Donald Trump speaks in June in Manchester, N.H. (Jim Cole/Associated Press)
Media critic

The Internet yields various ways to search for the most critical journalism on a guy like Donald Trump. You can search on Google, set up a Google Alert, launch a search on Twitter, filter TV transcripts. Or you can just check out the Twitter feed of Trump himself.

In the space of just more than a week, Trump has alerted his followers to tough coverage in the New York Times, MSNBC and, now, The Post:

For those followers who want more information on what not to buy, here’s the opus to which Trump is referring: “Trump Revealed: An American Journey of Ambition, Ego, Money, and Power.” Its authors are Michael Kranish and Marc Fisher of The Post, and it relies in toto on the reporting of 24 Post reporters. The contract for the book is between the publisher, Scribner, and The Post.
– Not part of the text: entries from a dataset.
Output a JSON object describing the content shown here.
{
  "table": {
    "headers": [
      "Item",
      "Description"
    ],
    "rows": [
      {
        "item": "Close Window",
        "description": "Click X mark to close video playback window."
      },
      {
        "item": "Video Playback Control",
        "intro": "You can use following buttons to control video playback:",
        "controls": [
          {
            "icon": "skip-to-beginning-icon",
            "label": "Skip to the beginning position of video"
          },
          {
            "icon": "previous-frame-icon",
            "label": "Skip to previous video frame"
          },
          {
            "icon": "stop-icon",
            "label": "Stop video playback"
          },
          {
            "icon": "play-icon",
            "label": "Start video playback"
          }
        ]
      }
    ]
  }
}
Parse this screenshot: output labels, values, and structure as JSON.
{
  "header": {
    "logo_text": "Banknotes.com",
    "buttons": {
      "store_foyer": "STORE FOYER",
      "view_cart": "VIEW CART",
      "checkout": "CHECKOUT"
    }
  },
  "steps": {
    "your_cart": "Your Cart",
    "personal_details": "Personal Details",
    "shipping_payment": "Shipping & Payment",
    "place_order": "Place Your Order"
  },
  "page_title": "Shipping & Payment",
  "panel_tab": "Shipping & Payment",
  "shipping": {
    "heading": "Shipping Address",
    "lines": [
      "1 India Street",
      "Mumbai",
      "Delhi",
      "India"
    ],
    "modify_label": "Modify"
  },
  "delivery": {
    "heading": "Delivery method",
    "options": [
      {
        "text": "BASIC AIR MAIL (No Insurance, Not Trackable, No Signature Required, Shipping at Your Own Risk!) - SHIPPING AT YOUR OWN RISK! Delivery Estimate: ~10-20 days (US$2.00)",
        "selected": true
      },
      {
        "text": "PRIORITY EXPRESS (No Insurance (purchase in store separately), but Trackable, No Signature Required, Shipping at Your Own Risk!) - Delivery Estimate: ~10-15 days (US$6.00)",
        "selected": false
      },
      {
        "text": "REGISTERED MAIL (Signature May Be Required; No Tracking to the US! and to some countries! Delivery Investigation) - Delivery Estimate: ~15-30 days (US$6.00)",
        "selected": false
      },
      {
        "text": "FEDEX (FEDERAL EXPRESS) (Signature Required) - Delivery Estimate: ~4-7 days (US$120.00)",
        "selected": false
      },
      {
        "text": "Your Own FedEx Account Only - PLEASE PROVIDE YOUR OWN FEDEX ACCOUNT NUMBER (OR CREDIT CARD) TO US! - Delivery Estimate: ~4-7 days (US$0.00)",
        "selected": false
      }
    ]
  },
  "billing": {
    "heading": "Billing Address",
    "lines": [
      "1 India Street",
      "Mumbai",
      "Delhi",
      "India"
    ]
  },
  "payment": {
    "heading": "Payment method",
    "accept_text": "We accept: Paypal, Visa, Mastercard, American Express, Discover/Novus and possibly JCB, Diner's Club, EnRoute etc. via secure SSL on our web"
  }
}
That would be the same Post to which the Trump campaign has denied credentials for covering his rallies and other events. Don’t get the idea, however, that Trump’s distaste for The Post is consistent and rational: For the “Trump Revealed” book, Trump sat for more than 20 hours of interviews with the co-authors — a considerable time investment into a product that he would later blast on Twitter. In a book excerpt published earlier this month, Kranish and Fisher note that in one session, Trump waved off his secretary’s attempt to wrap up. “Let’s keep going — this is a lot of fun,” said Trump. There is no making sense of this fellow.

“I don’t think he could have helped himself but to do that,” said Fisher of Trump’s tweet. “He can’t restrain himself and from his perspective it would probably have been smarter to ignore” the book. “I would expect by now our publisher will have sent a huge fruit basket over to the Trump campaign.” Via pique and pettiness, Trump has amassed more than 11 million Twitter followers. “It’s advertising you can’t buy,” said Fisher.

Just how Trump managed to abridge the 450-page book is an open question. Fisher said that Trump didn’t receive an advance copy, so he “could not have read it even if he was inclined to do so.” Inclination is minimal, as the reporting duo discovered. Though he watches a lot of television, Trump said he doesn’t have the time to read much. Today is the book’s publication date. The Erik Wemple Blog is reluctant to believe that a major-party presidential nominee would publicly characterize a book without first having read it.

Facts suggest otherwise. Trump sued author Timothy O’Brien over his book “TrumpNation: The Art of Being the Donald” even though he hadn’t read the thing. Fisher said that Trump indicates that he “heard it was a bad book — people say it was a bad book.”

In any case, Trump’s tweet could well redound to the financial benefit of a news outlet that he has delighted in pounding. “He’s very kindly spreading the word,” said Fisher.